“My God, my God why have you abandoned me?” A tweet of less than 140 letters announces the final lament of a Redeemer who in the eyes of his contemporaries is defeated and crucified. This would seem the fulcrum of the Holy Week, that Christians celebrate with great solemnity and with a “memorial” round of festivities. Thus does the force, the appeal of a great religion, of a large community of believers, lie in a man, who is God, but who dies defeated? In the eyes of a non-believer, the betraying kiss of a disciple, who celebrated with his teacher the Lord’s supper, could have stopped him forever. To stop a Christ who dared say he was the Son of God? Could a “defeated person” say something to a people like the Jews, a people with a long, proud history? And if he could not say much to those men, to that people, whose wits were less sharpened than our modern populations, can He expect to be recognised as Our Redeemer?
Thus should the Holy Week be considered a great deceit? NO! In fact, that story of a “weak” one, who is also the Son of God, celebrates a mystery of infinite love and greatness.
It commences with a solemn supper that was to be the last for the celebrant. However, it was not to be the last but rather the first of a infinite number of Suppers, that have been speaking to the world for the past two thousand years. Indeed, these “Suppers” represent force and courage for the over 200 thousand Christians who every year suffer persecutions worldwide. Moreover, there are many governments, European ones in particular, proud sustainers of the banner of freedom of conscience, upright lay people, who should be ashamed of Peter’s denial of Jesus along the Calvary, because He lives it fully, who are ashamed of their Christian roots.
Defenders, holders of the banners of all freedoms, remain silent before today’s crucifiers.

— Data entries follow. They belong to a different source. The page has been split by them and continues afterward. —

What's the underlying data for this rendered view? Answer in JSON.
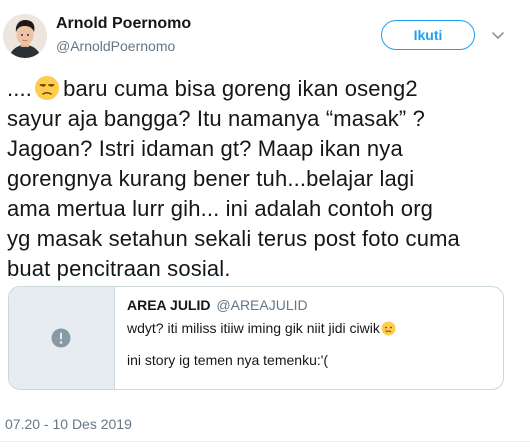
{
  "author": {
    "display_name": "Arnold Poernomo",
    "handle": "@ArnoldPoernomo",
    "avatar_icon": "profile-photo"
  },
  "follow_button": {
    "label": "Ikuti"
  },
  "menu": {
    "icon": "chevron-down-icon"
  },
  "tweet": {
    "line1_before_emoji": "....",
    "emoji": "unamused-face",
    "line1_after_emoji": "baru cuma bisa goreng ikan oseng2",
    "lines": [
      "sayur aja bangga? Itu namanya “masak” ?",
      "Jagoan? Istri idaman gt? Maap ikan nya",
      "gorengnya kurang bener tuh...belajar lagi",
      "ama mertua lurr gih... ini adalah contoh org",
      "yg masak setahun sekali terus post foto cuma",
      "buat pencitraan sosial."
    ]
  },
  "quoted_tweet": {
    "name": "AREA JULID",
    "handle": "@AREAJULID",
    "text_line1": "wdyt? iti miliss itiiw iming gik niit jidi ciwik",
    "text_line1_emoji": "crying-face",
    "text_line2": "ini story ig temen nya temenku:'(",
    "media_icon": "media-unavailable-icon"
  },
  "timestamp": "07.20 - 10 Des 2019",
  "colors": {
    "accent": "#1da1f2",
    "text": "#14171a",
    "secondary": "#657786",
    "border": "#ccd6dd"
  }
}
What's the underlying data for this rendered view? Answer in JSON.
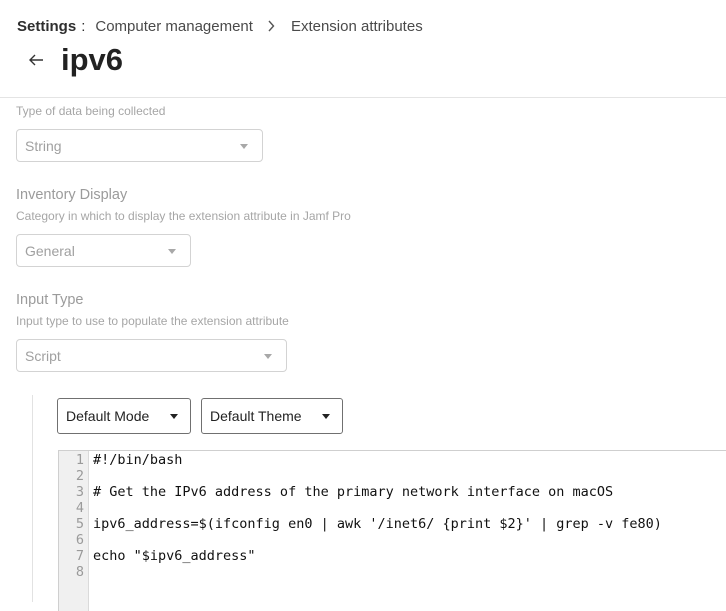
{
  "breadcrumb": {
    "root": "Settings",
    "separator": ":",
    "items": [
      "Computer management",
      "Extension attributes"
    ]
  },
  "page": {
    "title": "ipv6"
  },
  "data_type": {
    "description": "Type of data being collected",
    "value": "String"
  },
  "inventory_display": {
    "title": "Inventory Display",
    "description": "Category in which to display the extension attribute in Jamf Pro",
    "value": "General"
  },
  "input_type": {
    "title": "Input Type",
    "description": "Input type to use to populate the extension attribute",
    "value": "Script"
  },
  "editor": {
    "mode_label": "Default Mode",
    "theme_label": "Default Theme",
    "lines": [
      {
        "n": "1",
        "text": "#!/bin/bash"
      },
      {
        "n": "2",
        "text": ""
      },
      {
        "n": "3",
        "text": "# Get the IPv6 address of the primary network interface on macOS"
      },
      {
        "n": "4",
        "text": ""
      },
      {
        "n": "5",
        "text": "ipv6_address=$(ifconfig en0 | awk '/inet6/ {print $2}' | grep -v fe80)"
      },
      {
        "n": "6",
        "text": ""
      },
      {
        "n": "7",
        "text": "echo \"$ipv6_address\""
      },
      {
        "n": "8",
        "text": ""
      }
    ]
  },
  "colors": {
    "border": "#d3d3d3",
    "muted_text": "#a0a0a0",
    "gutter_bg": "#f0f0f0"
  }
}
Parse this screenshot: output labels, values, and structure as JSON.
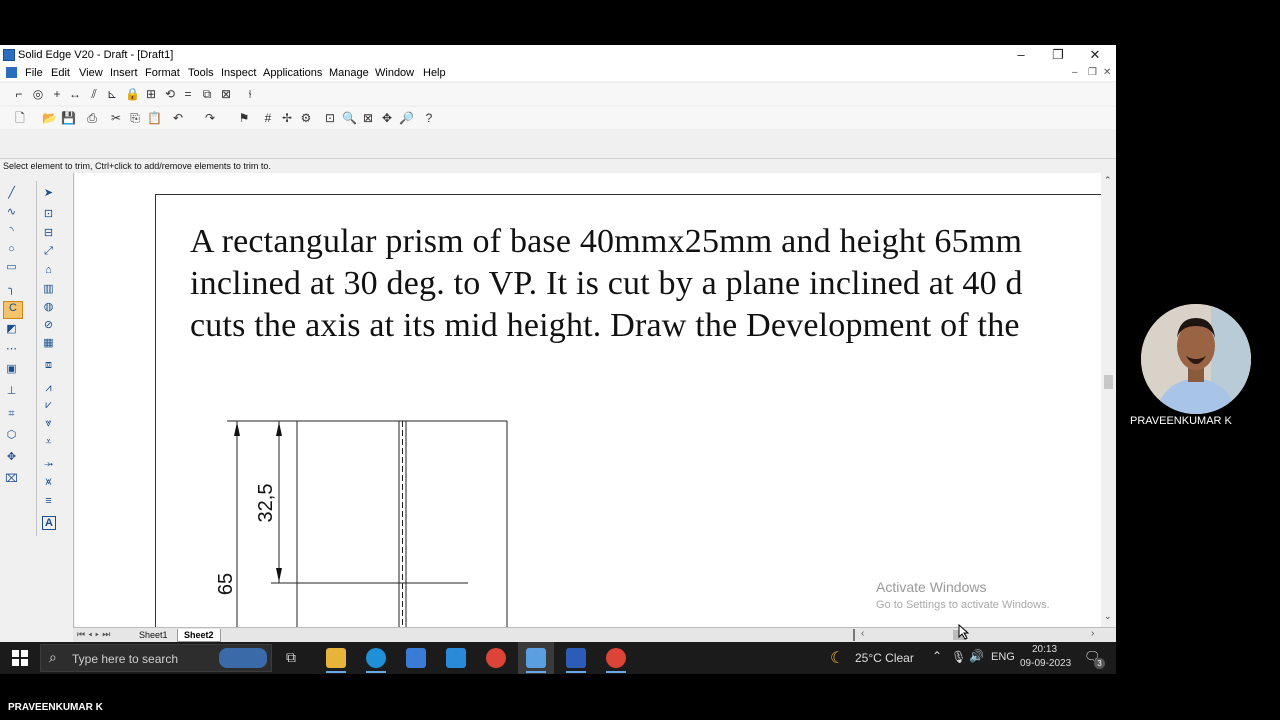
{
  "window": {
    "title": "Solid Edge V20 - Draft - [Draft1]",
    "minimize": "–",
    "restore": "❐",
    "close": "✕"
  },
  "menu": [
    "File",
    "Edit",
    "View",
    "Insert",
    "Format",
    "Tools",
    "Inspect",
    "Applications",
    "Manage",
    "Window",
    "Help"
  ],
  "mdi_controls": [
    "–",
    "❐",
    "✕"
  ],
  "prompt": "Select element to trim, Ctrl+click to add/remove elements to trim to.",
  "question": {
    "line1": "A rectangular prism of base 40mmx25mm and height 65mm",
    "line2": "inclined at 30 deg. to VP. It is cut by a plane inclined at 40 d",
    "line3": "cuts the axis at its mid height. Draw the Development of the"
  },
  "dimensions": {
    "height": "65",
    "half_height": "32,5"
  },
  "sheets": {
    "sheet1": "Sheet1",
    "sheet2": "Sheet2",
    "active": "Sheet2"
  },
  "watermark": {
    "line1": "Activate Windows",
    "line2": "Go to Settings to activate Windows."
  },
  "taskbar": {
    "search_placeholder": "Type here to search",
    "weather": "25°C  Clear",
    "language": "ENG",
    "time": "20:13",
    "date": "09-09-2023",
    "notification_count": "3"
  },
  "presenter": {
    "name": "PRAVEENKUMAR K",
    "footer_name": "PRAVEENKUMAR K"
  },
  "colors": {
    "taskbar": "#1b1b1b",
    "accent": "#2a6ebd",
    "background": "#000000"
  }
}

There is courage in this Holy Week. First of all, there is the courage of the son of man, Jesus of Nazareth. He invites us to conversion, to the heaven’s witness before indifference. A sign continues to shine: it’s a gesture of that last Supper. It’s the humble act of kneeling to wash a stranger’s feet, which recalled another tweet by Christ: I have not come to be served but to serve. It is a tweet whereby every parent is called to bring into the world a child for the second time, in a spiritual way, in order to bestow the service of human and Christian education, for the formation of conscience.
The task of Christian education thus becomes a major act of serving Christ.
Then there is a day of this Week, sometimes tormented by a whimsical spring, that is closed in the silence of mourning and bereavement. The Beloved One, the Crucified One, the One who faced evil, the ingratitude of the crowd, Pilate’s cynicism, the disciples’ fear, is almost solely comforted by the courage of the woman disciples, pious women, near them the suffering mother, the Holy Virgin, who suffers in her flesh and in her heart the insult and the shame of a son treated like a delinquent. It’s the silence of the earth, the silence of the Good Friday of pain caused by the heap of insults that befell the innocent One for all of us. It is the silence of discouragement of the apostles, perhaps of the same pious women who now seem oblivious of his promise of resurrection. In fact, the days of sadness, indolence, are burned by the heat emitted from the light of the Holy Night that sings the victory of the Risen Lord.
Yes, the Holy Week ends, and it ends well.
The Holy Week ends, and it ends well. And may the life of each and every one, and the story of oppressed populations, evolve and end equally well. The short time in the tomb is the indelible sign that Resurrection belongs to us, and that we are all called to become agents of resurrection.